Pete Buttigieg, has emerged as a vocal opponent of a new bill in Florida aimed at banning discussions about sexual orientation and gender identity at schools, and he's accusing state lawmakers of hiding the "Don't Say Gay" bill behind parental rights."I don't think this is really about parents' rights.
Parents' rights to do what? Tell LGBTQ kids they don't belong? To push LGBTQ families away and into the closet?" Buttigieg told CNN on Tuesday."I just don't think this is what the governor should be focusing on.

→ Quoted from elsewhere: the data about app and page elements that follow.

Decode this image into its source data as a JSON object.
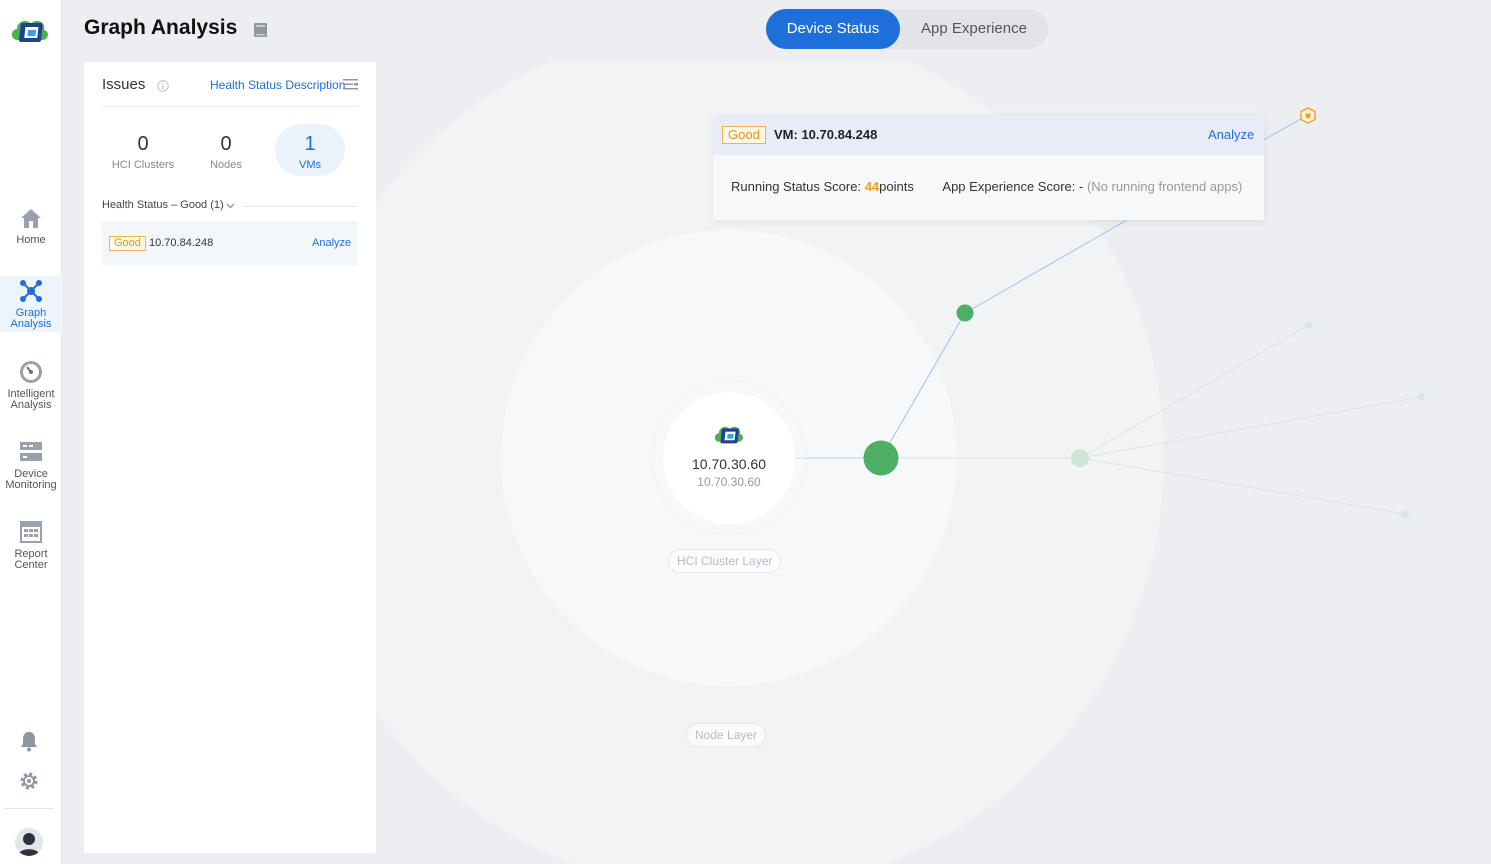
{
  "app": {
    "page_title": "Graph Analysis"
  },
  "sidebar": {
    "items": [
      {
        "label_1": "Home",
        "label_2": "",
        "icon": "home-icon"
      },
      {
        "label_1": "Graph",
        "label_2": "Analysis",
        "icon": "graph-icon",
        "active": true
      },
      {
        "label_1": "Intelligent",
        "label_2": "Analysis",
        "icon": "gauge-icon"
      },
      {
        "label_1": "Device",
        "label_2": "Monitoring",
        "icon": "monitor-icon"
      },
      {
        "label_1": "Report",
        "label_2": "Center",
        "icon": "calendar-report-icon"
      }
    ],
    "bottom_icons": [
      "bell-icon",
      "gear-icon",
      "avatar"
    ]
  },
  "tabs": {
    "device_status": "Device Status",
    "app_experience": "App Experience",
    "active": "Device Status"
  },
  "issues_panel": {
    "title": "Issues",
    "health_link": "Health Status Description",
    "stats": [
      {
        "value": "0",
        "label": "HCI Clusters"
      },
      {
        "value": "0",
        "label": "Nodes"
      },
      {
        "value": "1",
        "label": "VMs",
        "active": true
      }
    ],
    "group_label": "Health Status – Good (1)",
    "rows": [
      {
        "status": "Good",
        "ip": "10.70.84.248",
        "action": "Analyze"
      }
    ]
  },
  "graph": {
    "center_ip": "10.70.30.60",
    "center_sub_ip": "10.70.30.60",
    "layers": {
      "hci": "HCI Cluster Layer",
      "node": "Node Layer"
    }
  },
  "tooltip": {
    "status": "Good",
    "vm": "VM: 10.70.84.248",
    "action": "Analyze",
    "running_label": "Running Status Score: ",
    "running_score": "44",
    "running_unit": "points",
    "app_label": "App Experience Score: - ",
    "app_note": "(No running frontend apps)"
  },
  "colors": {
    "accent": "#1e6fd9",
    "good_node": "#4caf64",
    "faded_node": "#cfe6d6",
    "warning": "#f0a020"
  }
}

I think this hurts kids. This will hurt families and this isn't about education or parents' rights," he said. "I think it about using the LGBTQ community as a scapegoat, which we've been used as throughout multiple times in history."His comments come in response to the Parental Rights in Education bill, also known to critics as the "Don't Say Gay" bill, that was passed by the Florida House committee last week.If the bill is passed into law, it would allow parents to take legal action against their child's school district if they believe their "fundamental right to make decisions regarding the upbringing and control of their children" is being infringed on."This bill is about defending the most awesome responsibility a person can have: being a parent," Florida state Representative Joe Harding, who first introduced the bill, said on Thursday. "That job can only be given to you by above."The bill was introduced alongside a companion bill that would prohibit Florida's teachers from discussing LGBTQ topics that are "not age-appropriate or developmentally appropriate for students" in classrooms.The bill has received heavy criticisms from the LGBTQ community and gay rights advocates, like Buttigieg, who himself has been a.